The problem: Each line of the data below that holds the word "this" is to be reported in full.

---+---

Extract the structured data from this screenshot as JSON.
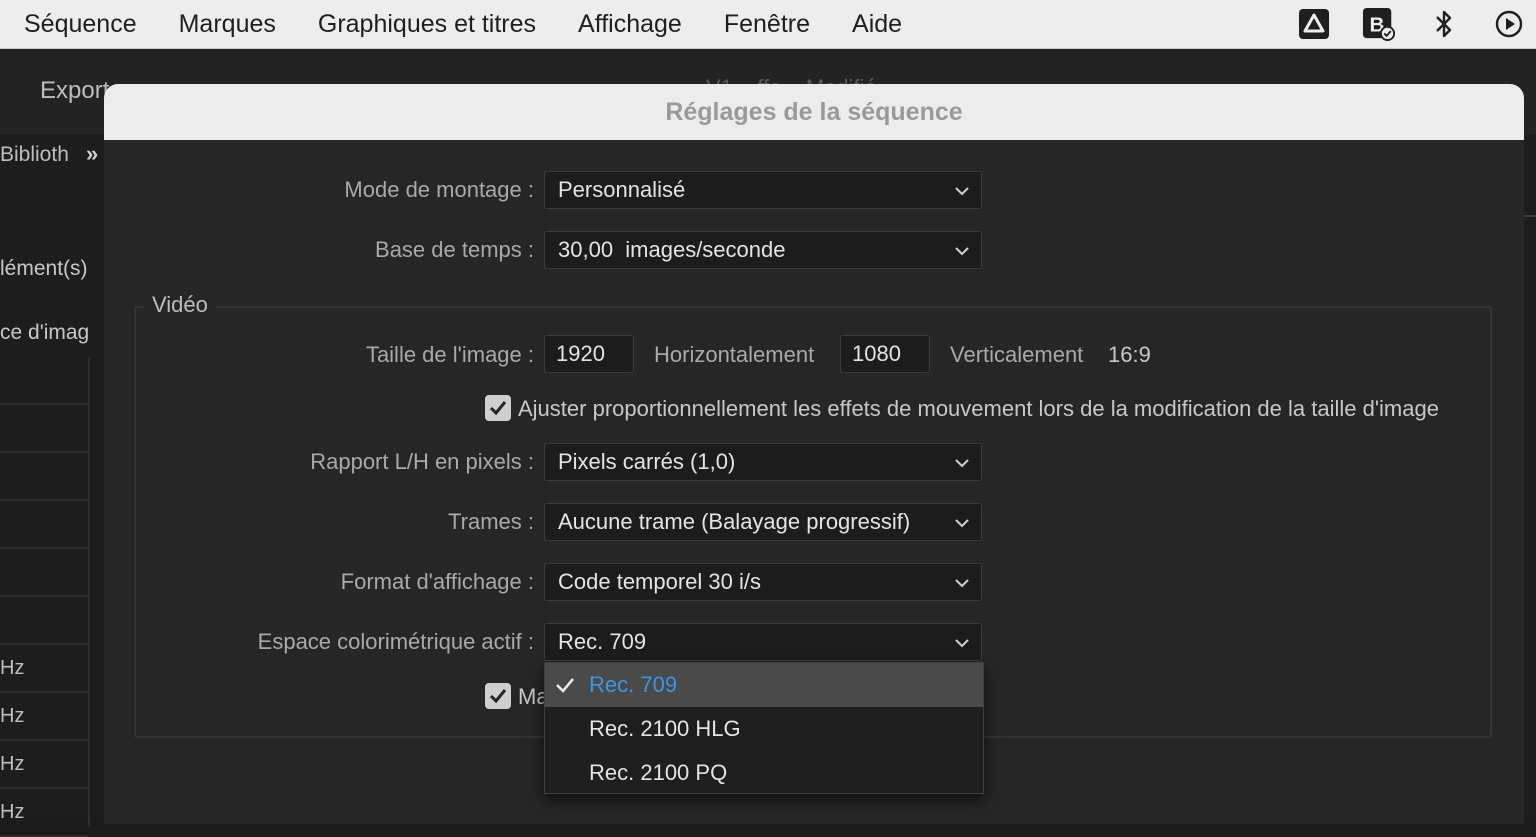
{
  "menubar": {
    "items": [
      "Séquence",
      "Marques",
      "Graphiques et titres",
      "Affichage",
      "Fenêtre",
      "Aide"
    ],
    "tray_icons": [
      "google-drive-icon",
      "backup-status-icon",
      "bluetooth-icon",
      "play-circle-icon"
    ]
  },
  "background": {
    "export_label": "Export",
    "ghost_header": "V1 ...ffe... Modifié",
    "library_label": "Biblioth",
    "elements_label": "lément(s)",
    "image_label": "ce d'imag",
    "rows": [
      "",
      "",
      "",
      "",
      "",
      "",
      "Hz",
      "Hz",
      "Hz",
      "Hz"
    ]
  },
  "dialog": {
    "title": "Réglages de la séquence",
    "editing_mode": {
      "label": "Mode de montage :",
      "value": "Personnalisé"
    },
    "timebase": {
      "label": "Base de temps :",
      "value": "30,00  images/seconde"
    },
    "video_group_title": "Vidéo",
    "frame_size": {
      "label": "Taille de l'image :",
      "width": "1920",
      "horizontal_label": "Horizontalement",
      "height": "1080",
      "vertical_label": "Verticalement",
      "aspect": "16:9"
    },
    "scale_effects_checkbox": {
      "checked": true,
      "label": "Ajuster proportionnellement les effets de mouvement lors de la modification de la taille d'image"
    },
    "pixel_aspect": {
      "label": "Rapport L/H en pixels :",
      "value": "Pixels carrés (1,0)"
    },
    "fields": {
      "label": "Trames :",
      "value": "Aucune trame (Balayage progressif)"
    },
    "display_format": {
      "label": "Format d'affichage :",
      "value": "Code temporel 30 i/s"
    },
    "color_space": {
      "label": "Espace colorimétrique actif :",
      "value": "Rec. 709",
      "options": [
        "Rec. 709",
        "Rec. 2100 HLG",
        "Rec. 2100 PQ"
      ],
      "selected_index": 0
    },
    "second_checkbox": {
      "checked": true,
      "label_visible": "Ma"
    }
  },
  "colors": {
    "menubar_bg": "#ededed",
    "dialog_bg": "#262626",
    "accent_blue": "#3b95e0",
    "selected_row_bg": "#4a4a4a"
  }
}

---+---

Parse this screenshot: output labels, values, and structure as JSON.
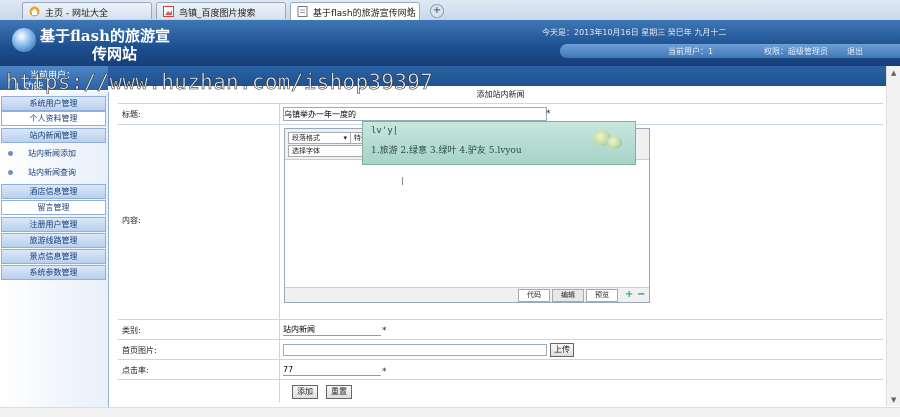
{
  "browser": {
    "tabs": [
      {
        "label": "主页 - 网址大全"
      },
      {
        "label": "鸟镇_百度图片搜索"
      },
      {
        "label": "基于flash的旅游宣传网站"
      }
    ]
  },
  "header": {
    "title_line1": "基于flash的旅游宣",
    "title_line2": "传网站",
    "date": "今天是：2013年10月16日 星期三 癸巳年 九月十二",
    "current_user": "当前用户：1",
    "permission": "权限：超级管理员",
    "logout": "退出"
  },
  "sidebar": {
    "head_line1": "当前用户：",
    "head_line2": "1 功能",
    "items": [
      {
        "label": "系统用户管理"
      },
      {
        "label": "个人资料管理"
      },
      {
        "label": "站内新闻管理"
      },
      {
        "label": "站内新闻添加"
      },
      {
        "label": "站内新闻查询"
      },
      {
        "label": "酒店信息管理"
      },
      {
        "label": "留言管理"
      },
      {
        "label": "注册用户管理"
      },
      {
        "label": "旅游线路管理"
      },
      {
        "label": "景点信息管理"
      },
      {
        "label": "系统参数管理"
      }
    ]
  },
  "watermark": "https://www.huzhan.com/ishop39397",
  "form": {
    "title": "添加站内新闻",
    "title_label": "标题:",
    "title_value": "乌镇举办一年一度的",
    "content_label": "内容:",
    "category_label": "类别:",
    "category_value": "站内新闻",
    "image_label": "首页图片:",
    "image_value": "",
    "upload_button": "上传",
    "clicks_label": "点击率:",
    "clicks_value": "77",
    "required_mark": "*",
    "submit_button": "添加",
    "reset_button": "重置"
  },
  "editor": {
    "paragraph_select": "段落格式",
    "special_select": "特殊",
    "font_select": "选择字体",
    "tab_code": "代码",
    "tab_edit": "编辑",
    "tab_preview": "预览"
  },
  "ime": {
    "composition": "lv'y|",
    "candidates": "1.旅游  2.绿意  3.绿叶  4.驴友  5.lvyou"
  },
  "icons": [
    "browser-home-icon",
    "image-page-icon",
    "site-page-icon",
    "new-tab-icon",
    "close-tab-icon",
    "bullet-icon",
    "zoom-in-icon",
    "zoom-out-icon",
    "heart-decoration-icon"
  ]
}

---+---

Task answer:
Extract the structured data from this screenshot as JSON.
Parse this screenshot: output labels, values, and structure as JSON.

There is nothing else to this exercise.